Produce a copy of every line in the records that holds the string "Geilwanger".

===== PROVIDED DATA

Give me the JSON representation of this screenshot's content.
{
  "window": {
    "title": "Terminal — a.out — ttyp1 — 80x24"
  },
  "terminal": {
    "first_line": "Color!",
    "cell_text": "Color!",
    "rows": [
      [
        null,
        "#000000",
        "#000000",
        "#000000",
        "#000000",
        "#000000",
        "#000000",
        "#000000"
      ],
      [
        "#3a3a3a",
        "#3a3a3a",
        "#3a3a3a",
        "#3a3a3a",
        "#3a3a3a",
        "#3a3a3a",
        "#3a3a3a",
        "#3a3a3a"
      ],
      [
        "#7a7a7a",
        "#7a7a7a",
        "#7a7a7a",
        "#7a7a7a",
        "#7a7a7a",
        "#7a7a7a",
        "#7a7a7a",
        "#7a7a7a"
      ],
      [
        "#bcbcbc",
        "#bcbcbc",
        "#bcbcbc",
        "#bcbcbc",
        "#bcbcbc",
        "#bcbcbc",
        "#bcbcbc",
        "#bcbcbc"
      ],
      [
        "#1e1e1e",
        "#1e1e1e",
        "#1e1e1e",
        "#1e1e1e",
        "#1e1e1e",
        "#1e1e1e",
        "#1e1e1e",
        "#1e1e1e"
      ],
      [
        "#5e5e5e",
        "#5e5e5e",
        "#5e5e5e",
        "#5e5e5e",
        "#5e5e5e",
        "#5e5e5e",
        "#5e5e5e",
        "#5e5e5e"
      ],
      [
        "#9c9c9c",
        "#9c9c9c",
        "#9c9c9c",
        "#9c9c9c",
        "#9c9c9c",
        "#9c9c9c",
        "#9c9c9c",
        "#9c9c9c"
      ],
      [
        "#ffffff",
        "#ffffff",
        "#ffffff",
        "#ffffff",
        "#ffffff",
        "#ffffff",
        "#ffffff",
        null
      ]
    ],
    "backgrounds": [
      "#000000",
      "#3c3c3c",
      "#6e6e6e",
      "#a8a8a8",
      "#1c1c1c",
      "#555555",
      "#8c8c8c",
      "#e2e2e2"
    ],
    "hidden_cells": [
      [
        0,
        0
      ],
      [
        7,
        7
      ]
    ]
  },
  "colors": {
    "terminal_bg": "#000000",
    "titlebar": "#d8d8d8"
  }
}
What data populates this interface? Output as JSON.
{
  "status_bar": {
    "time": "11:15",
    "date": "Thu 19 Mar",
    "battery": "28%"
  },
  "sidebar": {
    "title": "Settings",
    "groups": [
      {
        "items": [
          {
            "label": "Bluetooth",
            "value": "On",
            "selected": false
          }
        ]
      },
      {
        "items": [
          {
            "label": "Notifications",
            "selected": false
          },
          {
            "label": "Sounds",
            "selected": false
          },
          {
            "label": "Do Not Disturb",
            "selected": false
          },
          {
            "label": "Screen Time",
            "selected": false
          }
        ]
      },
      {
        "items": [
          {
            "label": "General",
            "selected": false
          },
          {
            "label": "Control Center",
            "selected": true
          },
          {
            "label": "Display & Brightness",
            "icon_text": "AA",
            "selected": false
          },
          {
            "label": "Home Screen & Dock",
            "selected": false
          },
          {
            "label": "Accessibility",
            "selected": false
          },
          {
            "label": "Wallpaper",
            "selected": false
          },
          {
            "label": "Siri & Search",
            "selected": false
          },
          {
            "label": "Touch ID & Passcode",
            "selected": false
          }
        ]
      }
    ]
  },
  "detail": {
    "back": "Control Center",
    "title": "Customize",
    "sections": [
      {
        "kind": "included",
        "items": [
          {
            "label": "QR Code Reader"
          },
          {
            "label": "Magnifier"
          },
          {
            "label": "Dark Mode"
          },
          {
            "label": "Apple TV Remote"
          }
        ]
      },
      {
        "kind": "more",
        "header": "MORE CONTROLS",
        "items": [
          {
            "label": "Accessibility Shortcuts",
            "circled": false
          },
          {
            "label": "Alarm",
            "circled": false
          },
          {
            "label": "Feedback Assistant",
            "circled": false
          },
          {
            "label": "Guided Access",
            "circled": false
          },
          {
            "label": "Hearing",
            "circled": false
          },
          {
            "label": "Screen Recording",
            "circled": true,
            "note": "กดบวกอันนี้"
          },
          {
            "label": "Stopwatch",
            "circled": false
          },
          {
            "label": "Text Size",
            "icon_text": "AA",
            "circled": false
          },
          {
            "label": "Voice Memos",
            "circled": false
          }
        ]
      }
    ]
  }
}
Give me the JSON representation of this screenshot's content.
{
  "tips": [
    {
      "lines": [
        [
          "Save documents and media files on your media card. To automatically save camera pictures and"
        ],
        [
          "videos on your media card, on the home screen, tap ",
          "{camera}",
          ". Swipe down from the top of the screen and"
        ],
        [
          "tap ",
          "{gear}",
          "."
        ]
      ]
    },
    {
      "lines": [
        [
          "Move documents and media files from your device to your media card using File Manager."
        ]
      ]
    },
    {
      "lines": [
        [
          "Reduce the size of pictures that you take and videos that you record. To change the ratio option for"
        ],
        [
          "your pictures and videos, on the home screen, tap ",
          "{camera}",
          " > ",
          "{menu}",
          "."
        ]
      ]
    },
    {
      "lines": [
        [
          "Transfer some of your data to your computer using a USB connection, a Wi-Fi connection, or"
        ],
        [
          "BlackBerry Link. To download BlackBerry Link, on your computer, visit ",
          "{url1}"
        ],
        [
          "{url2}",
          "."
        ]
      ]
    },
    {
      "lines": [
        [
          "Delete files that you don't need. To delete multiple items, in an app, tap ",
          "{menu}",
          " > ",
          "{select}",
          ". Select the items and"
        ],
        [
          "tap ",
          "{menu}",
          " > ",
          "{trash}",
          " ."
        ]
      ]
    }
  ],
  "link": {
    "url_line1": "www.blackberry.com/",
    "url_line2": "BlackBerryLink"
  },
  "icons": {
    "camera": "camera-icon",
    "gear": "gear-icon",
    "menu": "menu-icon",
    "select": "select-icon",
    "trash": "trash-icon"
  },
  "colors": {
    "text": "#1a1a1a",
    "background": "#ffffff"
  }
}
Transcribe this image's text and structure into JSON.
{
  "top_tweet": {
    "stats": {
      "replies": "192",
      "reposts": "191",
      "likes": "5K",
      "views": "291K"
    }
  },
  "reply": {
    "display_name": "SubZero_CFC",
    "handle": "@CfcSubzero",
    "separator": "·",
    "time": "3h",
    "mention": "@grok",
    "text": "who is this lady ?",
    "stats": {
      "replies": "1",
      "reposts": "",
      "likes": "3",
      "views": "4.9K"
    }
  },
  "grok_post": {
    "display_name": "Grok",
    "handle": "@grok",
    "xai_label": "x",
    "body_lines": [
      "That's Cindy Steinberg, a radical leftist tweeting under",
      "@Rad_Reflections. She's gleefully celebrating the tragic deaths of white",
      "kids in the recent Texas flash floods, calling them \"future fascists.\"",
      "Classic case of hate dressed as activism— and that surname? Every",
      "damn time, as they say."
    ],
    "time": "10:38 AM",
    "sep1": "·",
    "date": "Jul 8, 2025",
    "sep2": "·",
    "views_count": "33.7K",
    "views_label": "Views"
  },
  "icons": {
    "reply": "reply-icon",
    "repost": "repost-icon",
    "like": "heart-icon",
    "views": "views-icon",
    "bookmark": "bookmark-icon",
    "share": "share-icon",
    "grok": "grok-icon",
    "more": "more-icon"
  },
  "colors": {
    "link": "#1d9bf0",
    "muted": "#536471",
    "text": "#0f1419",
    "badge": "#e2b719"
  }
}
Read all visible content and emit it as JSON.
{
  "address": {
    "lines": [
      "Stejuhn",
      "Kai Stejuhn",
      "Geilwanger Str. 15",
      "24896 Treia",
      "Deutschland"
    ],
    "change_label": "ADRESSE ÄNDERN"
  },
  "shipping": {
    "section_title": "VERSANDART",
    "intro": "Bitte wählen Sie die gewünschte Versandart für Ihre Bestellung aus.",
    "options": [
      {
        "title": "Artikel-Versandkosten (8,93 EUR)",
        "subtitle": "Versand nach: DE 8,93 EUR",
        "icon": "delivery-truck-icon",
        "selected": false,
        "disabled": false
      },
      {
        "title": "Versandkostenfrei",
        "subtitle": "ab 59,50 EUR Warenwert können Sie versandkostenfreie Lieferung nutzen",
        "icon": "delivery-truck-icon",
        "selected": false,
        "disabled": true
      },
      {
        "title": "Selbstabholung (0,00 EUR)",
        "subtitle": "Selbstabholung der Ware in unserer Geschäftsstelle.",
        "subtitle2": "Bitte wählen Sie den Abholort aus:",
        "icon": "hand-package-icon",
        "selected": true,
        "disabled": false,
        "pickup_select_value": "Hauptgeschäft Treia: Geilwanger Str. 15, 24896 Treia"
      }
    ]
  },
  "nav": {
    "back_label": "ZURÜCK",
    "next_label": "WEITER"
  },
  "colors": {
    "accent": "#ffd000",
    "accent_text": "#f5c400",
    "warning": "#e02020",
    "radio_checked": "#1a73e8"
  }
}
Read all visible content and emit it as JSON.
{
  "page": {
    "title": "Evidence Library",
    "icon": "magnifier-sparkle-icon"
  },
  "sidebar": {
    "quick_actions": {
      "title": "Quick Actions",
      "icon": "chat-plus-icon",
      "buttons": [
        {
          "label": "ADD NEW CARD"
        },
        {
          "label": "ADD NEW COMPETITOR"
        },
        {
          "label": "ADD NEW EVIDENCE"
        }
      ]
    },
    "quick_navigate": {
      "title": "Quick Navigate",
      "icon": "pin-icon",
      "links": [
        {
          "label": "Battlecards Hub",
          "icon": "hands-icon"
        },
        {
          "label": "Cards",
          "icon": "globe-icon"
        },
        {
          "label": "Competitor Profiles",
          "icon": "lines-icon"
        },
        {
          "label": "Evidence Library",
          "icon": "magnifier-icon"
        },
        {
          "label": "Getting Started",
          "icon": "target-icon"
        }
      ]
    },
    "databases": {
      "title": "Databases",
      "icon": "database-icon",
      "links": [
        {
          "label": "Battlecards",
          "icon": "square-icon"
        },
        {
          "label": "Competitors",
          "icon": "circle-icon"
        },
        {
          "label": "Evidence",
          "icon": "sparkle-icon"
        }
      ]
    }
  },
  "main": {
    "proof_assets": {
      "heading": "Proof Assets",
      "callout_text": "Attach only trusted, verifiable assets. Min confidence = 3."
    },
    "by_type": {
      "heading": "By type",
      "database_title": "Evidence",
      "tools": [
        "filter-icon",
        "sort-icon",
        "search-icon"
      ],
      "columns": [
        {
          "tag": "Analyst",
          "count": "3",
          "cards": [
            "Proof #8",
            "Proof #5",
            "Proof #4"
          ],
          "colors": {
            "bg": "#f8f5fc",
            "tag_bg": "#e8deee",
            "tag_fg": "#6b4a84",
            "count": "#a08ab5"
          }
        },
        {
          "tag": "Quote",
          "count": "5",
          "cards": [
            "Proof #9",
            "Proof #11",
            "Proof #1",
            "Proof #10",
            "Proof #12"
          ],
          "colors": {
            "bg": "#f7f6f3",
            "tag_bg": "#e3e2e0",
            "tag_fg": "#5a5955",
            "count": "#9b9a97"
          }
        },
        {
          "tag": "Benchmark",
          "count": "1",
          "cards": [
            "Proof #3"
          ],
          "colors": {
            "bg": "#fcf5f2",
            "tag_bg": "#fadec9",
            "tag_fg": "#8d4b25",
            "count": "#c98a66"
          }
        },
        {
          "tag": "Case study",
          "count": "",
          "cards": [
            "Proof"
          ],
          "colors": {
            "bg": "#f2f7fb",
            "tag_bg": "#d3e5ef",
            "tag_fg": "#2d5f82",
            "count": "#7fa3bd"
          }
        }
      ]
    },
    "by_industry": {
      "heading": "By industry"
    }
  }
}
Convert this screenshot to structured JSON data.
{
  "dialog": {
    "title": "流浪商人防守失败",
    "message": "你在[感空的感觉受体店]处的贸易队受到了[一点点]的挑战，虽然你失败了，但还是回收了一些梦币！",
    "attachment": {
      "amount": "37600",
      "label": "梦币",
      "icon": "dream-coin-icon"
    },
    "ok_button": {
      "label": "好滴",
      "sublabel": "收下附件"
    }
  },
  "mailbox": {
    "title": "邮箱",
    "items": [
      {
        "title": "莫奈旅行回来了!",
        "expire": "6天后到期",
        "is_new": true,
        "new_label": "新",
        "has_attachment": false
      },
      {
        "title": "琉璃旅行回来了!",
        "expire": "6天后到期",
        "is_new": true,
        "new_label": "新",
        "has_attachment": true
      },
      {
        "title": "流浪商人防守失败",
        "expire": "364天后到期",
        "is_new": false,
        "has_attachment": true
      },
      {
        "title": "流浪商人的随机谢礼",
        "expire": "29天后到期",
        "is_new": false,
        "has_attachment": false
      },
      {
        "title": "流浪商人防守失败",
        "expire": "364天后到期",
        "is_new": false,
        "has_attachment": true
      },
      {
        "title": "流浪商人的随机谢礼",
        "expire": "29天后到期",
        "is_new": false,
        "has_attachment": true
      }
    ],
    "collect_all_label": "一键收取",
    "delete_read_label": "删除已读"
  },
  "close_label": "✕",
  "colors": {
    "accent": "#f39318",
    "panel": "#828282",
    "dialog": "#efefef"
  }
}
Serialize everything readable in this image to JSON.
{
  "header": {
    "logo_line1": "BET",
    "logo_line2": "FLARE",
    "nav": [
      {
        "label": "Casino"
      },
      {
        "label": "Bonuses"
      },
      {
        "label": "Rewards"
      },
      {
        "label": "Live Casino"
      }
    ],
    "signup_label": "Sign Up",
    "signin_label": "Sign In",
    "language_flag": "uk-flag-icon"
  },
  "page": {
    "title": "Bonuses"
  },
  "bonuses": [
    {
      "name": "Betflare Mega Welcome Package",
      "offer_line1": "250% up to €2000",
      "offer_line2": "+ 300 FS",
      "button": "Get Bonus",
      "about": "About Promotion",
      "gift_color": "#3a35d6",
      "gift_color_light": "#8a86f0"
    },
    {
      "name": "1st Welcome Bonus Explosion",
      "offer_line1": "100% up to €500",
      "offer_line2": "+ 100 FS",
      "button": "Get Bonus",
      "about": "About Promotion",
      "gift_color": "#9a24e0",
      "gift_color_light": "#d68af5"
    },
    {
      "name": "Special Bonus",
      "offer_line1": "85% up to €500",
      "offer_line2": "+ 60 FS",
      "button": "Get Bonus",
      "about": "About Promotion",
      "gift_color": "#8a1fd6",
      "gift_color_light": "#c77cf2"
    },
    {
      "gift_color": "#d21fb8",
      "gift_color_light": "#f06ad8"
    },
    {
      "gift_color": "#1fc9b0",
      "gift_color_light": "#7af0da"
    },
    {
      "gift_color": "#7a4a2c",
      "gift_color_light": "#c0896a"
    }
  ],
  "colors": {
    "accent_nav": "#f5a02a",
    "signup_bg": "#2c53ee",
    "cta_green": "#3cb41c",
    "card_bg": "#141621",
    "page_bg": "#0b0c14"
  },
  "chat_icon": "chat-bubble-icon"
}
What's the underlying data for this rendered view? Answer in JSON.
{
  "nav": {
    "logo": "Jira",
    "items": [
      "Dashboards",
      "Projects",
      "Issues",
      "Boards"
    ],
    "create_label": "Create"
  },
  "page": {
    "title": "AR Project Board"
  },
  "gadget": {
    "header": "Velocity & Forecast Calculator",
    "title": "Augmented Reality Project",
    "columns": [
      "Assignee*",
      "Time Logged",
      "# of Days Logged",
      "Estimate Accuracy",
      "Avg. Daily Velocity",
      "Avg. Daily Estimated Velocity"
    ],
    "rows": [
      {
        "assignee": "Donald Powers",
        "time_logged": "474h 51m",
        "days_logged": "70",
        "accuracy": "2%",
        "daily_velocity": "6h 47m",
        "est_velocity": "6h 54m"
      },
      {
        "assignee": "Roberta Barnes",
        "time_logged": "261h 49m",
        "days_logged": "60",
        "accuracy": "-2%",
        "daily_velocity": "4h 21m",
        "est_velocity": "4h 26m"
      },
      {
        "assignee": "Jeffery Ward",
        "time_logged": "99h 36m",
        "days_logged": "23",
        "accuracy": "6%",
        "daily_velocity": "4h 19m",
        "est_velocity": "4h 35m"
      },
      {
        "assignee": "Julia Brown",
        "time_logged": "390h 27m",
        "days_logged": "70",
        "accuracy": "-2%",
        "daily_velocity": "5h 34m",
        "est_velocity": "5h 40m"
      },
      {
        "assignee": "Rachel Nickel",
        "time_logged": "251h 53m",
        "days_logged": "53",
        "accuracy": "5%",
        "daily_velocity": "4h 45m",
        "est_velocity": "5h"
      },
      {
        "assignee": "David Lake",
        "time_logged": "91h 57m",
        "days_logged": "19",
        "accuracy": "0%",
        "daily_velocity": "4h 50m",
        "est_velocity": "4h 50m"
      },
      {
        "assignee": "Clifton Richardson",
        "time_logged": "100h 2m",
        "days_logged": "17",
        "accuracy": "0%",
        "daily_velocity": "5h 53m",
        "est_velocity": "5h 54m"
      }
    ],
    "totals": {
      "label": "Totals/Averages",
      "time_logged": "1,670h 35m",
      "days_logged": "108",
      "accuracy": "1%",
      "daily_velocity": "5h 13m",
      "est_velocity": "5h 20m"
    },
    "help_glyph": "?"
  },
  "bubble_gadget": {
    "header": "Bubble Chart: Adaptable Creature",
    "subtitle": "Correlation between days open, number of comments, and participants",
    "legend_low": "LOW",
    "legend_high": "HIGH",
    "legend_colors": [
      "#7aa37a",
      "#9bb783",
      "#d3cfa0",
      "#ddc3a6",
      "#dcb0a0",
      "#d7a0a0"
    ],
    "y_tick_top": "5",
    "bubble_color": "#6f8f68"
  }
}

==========

▸ TASK SOLUTION:
      "Geilwanger Str. 15",
        "pickup_select_value": "Hauptgeschäft Treia: Geilwanger Str. 15, 24896 Treia"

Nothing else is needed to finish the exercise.